Most national fellowship applications require a personal statement or autobiographical essay. This is a critical component of your application, and it is, in fact, the most difficult part to write. At first students don't believe this. Several weeks later, they sit shamefacedly looking at the few tepid sentences they have managed to compose about themselves, and say: "I had no idea!"
Your biggest obstacle to writing an effective personal statement is the way you think. Not what you think; how you think. When you write an essay for class, you sift through scholarly publications, journal articles and statistics; you arrange, collate, and analyze. You construct an argument with objective, verifiable data.
The personal statement comes from inside you, passionate and gutsy. Its composition is organic, a natural growth dictated by an obscure, internal logic. You don't "make it up"; instead, you listen. You "get it down."

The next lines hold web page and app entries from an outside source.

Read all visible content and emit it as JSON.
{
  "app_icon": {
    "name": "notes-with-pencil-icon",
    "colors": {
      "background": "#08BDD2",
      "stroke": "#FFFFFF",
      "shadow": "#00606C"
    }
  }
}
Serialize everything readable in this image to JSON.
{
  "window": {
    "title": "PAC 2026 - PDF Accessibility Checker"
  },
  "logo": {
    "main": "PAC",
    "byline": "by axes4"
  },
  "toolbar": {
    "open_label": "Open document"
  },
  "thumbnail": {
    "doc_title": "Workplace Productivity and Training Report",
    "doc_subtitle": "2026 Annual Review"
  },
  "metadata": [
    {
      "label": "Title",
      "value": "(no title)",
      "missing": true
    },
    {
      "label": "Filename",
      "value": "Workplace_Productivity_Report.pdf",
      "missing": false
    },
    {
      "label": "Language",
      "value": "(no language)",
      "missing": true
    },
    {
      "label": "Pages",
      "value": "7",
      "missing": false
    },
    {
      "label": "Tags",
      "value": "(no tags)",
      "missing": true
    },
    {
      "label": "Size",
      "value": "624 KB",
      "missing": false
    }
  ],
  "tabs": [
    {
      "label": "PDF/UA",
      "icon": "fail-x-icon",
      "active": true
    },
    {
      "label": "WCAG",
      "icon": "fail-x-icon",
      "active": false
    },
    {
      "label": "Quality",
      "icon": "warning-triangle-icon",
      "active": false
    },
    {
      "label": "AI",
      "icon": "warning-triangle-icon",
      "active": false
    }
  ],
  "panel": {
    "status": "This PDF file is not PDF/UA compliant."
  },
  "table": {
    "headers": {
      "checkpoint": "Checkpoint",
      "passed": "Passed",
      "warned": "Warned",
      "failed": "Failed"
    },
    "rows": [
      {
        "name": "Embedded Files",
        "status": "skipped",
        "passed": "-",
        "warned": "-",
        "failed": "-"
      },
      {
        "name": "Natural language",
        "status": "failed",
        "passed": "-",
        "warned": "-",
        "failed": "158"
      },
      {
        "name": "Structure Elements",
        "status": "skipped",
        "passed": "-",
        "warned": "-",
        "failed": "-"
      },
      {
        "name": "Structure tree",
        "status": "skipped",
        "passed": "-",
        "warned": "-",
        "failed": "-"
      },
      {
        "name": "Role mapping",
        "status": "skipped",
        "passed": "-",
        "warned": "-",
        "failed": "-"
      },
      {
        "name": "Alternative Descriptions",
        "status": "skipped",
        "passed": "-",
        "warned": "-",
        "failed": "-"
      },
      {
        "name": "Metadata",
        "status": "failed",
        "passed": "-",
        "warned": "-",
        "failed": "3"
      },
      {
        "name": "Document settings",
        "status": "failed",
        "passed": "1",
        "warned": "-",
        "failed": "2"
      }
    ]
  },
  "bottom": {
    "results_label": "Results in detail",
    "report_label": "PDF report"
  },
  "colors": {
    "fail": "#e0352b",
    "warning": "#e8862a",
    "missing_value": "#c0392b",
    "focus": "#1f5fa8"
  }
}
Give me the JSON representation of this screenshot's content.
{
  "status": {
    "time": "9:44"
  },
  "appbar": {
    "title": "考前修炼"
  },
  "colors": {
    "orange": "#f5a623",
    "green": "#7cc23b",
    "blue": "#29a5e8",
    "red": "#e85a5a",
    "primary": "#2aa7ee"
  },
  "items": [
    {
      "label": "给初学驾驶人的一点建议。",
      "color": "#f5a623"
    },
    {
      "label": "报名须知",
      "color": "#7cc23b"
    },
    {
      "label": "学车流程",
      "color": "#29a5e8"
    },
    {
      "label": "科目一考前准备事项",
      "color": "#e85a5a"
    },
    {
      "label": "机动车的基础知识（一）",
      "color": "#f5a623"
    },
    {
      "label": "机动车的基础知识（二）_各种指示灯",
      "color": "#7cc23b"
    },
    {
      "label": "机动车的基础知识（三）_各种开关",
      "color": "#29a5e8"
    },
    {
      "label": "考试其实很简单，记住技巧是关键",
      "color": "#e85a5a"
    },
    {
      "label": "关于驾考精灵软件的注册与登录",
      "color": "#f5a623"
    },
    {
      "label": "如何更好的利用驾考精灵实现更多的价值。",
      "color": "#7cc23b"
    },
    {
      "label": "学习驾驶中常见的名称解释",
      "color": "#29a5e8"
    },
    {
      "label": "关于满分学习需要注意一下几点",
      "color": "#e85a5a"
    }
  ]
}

Read on for more words of wisdom, including advice from former Scholars, Foundation representatives, and members of scholarship selection committees.